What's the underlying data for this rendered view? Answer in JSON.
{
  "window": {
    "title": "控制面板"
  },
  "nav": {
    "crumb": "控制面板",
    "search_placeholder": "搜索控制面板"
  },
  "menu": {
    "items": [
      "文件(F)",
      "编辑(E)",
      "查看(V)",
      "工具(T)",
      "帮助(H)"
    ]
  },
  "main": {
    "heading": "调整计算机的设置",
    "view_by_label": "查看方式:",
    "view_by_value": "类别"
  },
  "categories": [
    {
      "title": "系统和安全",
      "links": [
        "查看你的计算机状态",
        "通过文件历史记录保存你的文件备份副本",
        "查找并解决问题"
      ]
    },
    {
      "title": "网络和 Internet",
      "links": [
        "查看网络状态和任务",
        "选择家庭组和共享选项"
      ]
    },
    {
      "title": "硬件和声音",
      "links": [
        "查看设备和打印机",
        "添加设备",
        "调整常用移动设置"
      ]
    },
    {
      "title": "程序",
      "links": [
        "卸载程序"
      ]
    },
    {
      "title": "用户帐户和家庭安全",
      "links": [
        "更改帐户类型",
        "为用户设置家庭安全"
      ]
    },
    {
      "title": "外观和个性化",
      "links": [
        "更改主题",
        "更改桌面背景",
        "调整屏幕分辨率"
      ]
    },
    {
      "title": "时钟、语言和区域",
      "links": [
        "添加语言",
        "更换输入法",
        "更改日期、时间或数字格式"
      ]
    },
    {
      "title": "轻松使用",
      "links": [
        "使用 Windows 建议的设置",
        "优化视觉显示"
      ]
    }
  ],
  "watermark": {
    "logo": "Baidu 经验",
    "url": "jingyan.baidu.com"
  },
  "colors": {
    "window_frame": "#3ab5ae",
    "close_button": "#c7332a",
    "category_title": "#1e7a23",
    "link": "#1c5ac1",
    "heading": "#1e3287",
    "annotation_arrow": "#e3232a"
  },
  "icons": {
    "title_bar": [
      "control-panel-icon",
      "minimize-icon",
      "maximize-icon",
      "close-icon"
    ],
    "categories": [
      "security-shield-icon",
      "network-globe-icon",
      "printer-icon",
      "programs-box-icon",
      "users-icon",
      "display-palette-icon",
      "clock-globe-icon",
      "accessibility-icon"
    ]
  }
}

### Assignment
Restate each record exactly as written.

### Response for this exercise
What's the underlying data for this rendered view? Answer in JSON.
{
  "window": {
    "title": "控制面板"
  },
  "nav": {
    "crumb": "控制面板",
    "search_placeholder": "搜索控制面板"
  },
  "menu": {
    "items": [
      "文件(F)",
      "编辑(E)",
      "查看(V)",
      "工具(T)",
      "帮助(H)"
    ]
  },
  "main": {
    "heading": "调整计算机的设置",
    "view_by_label": "查看方式:",
    "view_by_value": "类别"
  },
  "categories": [
    {
      "title": "系统和安全",
      "links": [
        "查看你的计算机状态",
        "通过文件历史记录保存你的文件备份副本",
        "查找并解决问题"
      ]
    },
    {
      "title": "网络和 Internet",
      "links": [
        "查看网络状态和任务",
        "选择家庭组和共享选项"
      ]
    },
    {
      "title": "硬件和声音",
      "links": [
        "查看设备和打印机",
        "添加设备",
        "调整常用移动设置"
      ]
    },
    {
      "title": "程序",
      "links": [
        "卸载程序"
      ]
    },
    {
      "title": "用户帐户和家庭安全",
      "links": [
        "更改帐户类型",
        "为用户设置家庭安全"
      ]
    },
    {
      "title": "外观和个性化",
      "links": [
        "更改主题",
        "更改桌面背景",
        "调整屏幕分辨率"
      ]
    },
    {
      "title": "时钟、语言和区域",
      "links": [
        "添加语言",
        "更换输入法",
        "更改日期、时间或数字格式"
      ]
    },
    {
      "title": "轻松使用",
      "links": [
        "使用 Windows 建议的设置",
        "优化视觉显示"
      ]
    }
  ],
  "watermark": {
    "logo": "Baidu 经验",
    "url": "jingyan.baidu.com"
  },
  "colors": {
    "window_frame": "#3ab5ae",
    "close_button": "#c7332a",
    "category_title": "#1e7a23",
    "link": "#1c5ac1",
    "heading": "#1e3287",
    "annotation_arrow": "#e3232a"
  },
  "icons": {
    "title_bar": [
      "control-panel-icon",
      "minimize-icon",
      "maximize-icon",
      "close-icon"
    ],
    "categories": [
      "security-shield-icon",
      "network-globe-icon",
      "printer-icon",
      "programs-box-icon",
      "users-icon",
      "display-palette-icon",
      "clock-globe-icon",
      "accessibility-icon"
    ]
  }
}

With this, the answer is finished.